* _Data for this exercise_:
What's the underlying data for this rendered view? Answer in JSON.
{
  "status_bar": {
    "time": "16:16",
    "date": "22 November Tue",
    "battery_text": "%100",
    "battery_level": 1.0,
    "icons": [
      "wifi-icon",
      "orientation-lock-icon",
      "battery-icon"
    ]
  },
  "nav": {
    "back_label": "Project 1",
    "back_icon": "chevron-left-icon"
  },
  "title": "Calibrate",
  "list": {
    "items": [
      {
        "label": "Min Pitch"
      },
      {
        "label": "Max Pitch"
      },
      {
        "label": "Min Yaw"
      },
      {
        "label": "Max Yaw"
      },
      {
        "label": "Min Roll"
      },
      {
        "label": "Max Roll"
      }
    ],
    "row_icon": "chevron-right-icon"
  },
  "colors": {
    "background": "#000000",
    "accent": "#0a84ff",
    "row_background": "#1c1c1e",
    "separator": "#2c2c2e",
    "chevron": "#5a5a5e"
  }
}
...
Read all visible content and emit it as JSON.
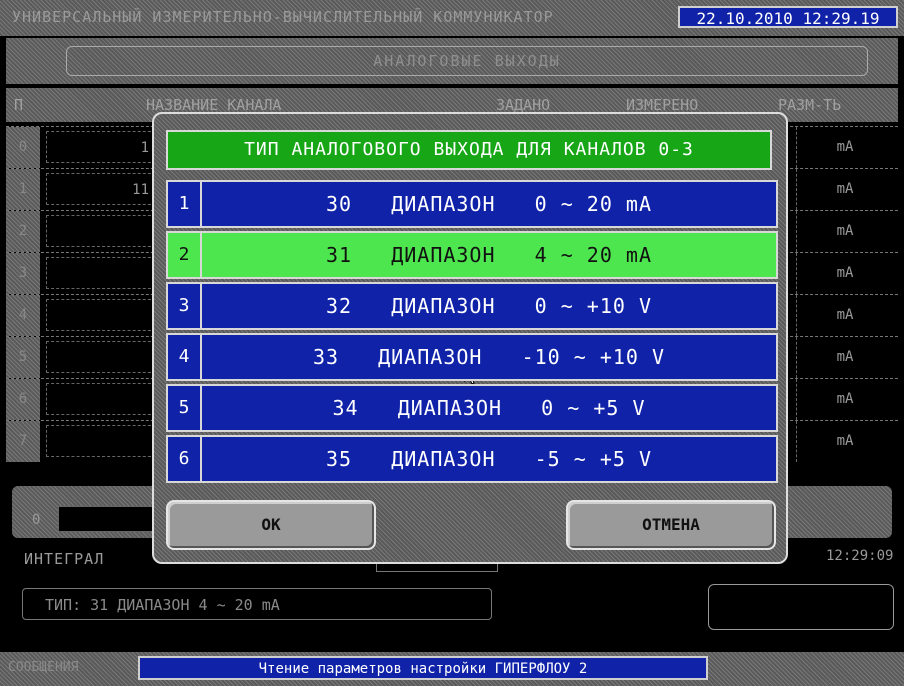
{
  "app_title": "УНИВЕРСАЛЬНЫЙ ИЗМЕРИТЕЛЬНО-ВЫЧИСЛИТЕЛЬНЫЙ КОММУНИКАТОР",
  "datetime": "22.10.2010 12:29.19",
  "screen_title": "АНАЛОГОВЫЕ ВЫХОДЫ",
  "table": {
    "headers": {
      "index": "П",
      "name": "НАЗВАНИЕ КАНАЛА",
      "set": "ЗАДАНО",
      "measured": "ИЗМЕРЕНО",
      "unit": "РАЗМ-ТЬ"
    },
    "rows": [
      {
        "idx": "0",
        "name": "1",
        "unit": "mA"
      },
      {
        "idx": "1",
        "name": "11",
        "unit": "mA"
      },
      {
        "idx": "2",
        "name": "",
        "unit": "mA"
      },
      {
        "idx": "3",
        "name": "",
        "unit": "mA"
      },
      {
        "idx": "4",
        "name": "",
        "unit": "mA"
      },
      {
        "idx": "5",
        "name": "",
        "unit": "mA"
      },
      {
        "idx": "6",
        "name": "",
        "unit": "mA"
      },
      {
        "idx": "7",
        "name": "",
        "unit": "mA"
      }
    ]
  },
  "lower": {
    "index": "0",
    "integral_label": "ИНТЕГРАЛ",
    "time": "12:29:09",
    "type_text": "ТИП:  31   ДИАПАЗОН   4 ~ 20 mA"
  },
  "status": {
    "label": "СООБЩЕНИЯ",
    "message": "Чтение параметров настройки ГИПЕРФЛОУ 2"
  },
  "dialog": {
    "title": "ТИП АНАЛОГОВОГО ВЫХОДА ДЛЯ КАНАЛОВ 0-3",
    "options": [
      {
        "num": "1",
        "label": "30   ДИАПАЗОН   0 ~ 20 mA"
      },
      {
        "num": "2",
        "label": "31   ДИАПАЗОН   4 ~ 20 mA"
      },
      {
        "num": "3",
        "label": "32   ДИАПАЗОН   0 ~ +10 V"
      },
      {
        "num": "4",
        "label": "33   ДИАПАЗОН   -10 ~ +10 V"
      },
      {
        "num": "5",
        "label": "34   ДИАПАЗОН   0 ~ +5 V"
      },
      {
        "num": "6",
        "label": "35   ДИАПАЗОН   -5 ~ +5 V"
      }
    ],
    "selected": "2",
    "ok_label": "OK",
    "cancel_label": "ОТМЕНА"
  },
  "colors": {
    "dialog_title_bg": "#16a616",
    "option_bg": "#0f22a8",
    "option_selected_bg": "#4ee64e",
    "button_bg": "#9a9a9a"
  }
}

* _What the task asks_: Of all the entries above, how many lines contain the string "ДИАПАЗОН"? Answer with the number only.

* _Solution to this problem_: 7